- _WORK TO COMPLETE_
Retype the listing below, keeping every line the same.

*** Opening RECORD EXCERPTS ***

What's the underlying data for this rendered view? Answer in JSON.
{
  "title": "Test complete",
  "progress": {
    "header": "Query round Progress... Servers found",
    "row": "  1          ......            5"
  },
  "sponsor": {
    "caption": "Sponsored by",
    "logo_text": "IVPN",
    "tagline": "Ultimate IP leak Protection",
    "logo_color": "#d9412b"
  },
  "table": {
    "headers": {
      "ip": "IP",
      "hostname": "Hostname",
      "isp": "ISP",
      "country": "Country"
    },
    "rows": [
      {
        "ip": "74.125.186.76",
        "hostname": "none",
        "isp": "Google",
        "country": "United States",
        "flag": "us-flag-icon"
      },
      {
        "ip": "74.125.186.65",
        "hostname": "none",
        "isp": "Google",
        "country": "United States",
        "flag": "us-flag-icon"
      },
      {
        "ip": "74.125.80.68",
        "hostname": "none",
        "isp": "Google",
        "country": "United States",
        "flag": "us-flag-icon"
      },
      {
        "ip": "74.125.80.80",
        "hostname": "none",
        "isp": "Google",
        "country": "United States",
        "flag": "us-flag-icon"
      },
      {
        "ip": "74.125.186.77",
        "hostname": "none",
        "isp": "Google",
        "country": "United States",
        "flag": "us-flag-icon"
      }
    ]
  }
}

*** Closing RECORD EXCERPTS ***

- _RESPONSE_
What's the underlying data for this rendered view? Answer in JSON.
{
  "title": "Test complete",
  "progress": {
    "header": "Query round Progress... Servers found",
    "row": "  1          ......            5"
  },
  "sponsor": {
    "caption": "Sponsored by",
    "logo_text": "IVPN",
    "tagline": "Ultimate IP leak Protection",
    "logo_color": "#d9412b"
  },
  "table": {
    "headers": {
      "ip": "IP",
      "hostname": "Hostname",
      "isp": "ISP",
      "country": "Country"
    },
    "rows": [
      {
        "ip": "74.125.186.76",
        "hostname": "none",
        "isp": "Google",
        "country": "United States",
        "flag": "us-flag-icon"
      },
      {
        "ip": "74.125.186.65",
        "hostname": "none",
        "isp": "Google",
        "country": "United States",
        "flag": "us-flag-icon"
      },
      {
        "ip": "74.125.80.68",
        "hostname": "none",
        "isp": "Google",
        "country": "United States",
        "flag": "us-flag-icon"
      },
      {
        "ip": "74.125.80.80",
        "hostname": "none",
        "isp": "Google",
        "country": "United States",
        "flag": "us-flag-icon"
      },
      {
        "ip": "74.125.186.77",
        "hostname": "none",
        "isp": "Google",
        "country": "United States",
        "flag": "us-flag-icon"
      }
    ]
  }
}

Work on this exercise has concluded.